Stronger antihistamines and decongestants are available by prescription when over-the-counter medications do not work. They offer allergy relief with no or minimal sedation. A variety of nasal steroid sprays like Flonase, Rhinocort Aqua, Nasonex, Nasarel, Nasacort AQ and Astelin are effective for the treatment of hayfever symptoms.

Avoidance of pollen is also a hallmark of allergy treatment. However, this is often easier said than done. Some helpful maneuvers include the following:

  1. Using air-conditioning units and air filters in indoor spaces as much as possible and avoiding work or play outdoors during early mornings.
  2. Keeping windows and doors closed can significantly reduce pollen entering the indoor environment. Keeping windows and doors open is about the same as being outdoors.For example, when windows are open, inside air contains about 70% as much pollen as the outdoors.
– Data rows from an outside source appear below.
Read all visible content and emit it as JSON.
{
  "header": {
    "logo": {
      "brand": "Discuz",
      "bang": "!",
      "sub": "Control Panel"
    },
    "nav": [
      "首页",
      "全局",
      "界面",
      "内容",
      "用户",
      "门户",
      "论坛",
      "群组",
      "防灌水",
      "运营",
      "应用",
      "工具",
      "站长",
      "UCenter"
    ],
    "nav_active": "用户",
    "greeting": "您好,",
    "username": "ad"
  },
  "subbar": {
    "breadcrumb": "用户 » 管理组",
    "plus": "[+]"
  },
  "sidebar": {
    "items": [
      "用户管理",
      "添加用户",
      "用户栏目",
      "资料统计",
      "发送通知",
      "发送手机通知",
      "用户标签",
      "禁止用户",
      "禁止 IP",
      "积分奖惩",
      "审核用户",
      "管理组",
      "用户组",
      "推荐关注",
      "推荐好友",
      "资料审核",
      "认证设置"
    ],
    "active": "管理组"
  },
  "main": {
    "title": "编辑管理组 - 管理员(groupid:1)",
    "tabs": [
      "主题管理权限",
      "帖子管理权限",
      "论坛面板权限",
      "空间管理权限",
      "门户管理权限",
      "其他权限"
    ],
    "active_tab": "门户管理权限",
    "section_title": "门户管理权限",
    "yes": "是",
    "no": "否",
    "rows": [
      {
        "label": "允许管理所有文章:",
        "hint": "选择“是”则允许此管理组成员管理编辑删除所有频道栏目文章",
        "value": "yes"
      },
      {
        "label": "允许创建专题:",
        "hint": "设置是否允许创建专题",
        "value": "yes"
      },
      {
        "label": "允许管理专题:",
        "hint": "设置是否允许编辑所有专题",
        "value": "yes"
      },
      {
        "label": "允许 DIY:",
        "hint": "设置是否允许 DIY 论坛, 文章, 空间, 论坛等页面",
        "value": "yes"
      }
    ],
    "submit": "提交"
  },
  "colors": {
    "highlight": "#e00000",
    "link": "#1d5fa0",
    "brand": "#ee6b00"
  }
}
The air inside a moving car with open windows contains roughly 90% as much pollen as the air outside.
  3. Plan your outdoor activities (such as gardening and mowing the lawn) in the late afternoon and evening when pollen counts are at their lowest.Using a dust or surgical mask may also help reduce direct inhalation of pollen.
  4. Large amounts of pollen may be attracted to clothing and the fur of pets. To reduce this exposure, clothes should not be hung outside to dry. Changing your clothes after spending time outdoors can also be helpful. Outdoor clothing should then be immediately stored or laundered. Storing shoes worn outside in a closed closet or cabinet away from the bedroom and living area is also important. Bathing pets regularly or keeping pets exclusively either outdoors or indoors during the allergy season can also be helpful in reducing the amount of pollens entering the indoor environment.
  5. Keeping your indoor environment clean during the allergy season is important. Allergies may be triggered by exposure to pollen plus indoor irritants like cigarette smoke, perfumes and house dust. Vacuuming frequently with a high-efficiency vacuum with a microfilter collection bag and/or using an air cleaner in living areas are also helpful.

Specifically for those with ragweed allergies, traveling or vacationing to areas with minimal ragweed pollens may help symptoms.Less ragweed pollen seems to be found around large bodies of water, so the seashore is a likely area for relief for pollen sufferers.

Severe allergies often do not respond to medications or pollen avoidance. Allergy injections may be used to desensitize an allergic individual to particular allergies. This form of therapy can effectively block allergic reactions.

The program involves a series of allergy injections of increasing amounts over time. Those on allergy injections should be reevaluated periodically for continued indications for allergy injections. Allergy injections are currently the most effective long-term treatment available for hayfever sufferers.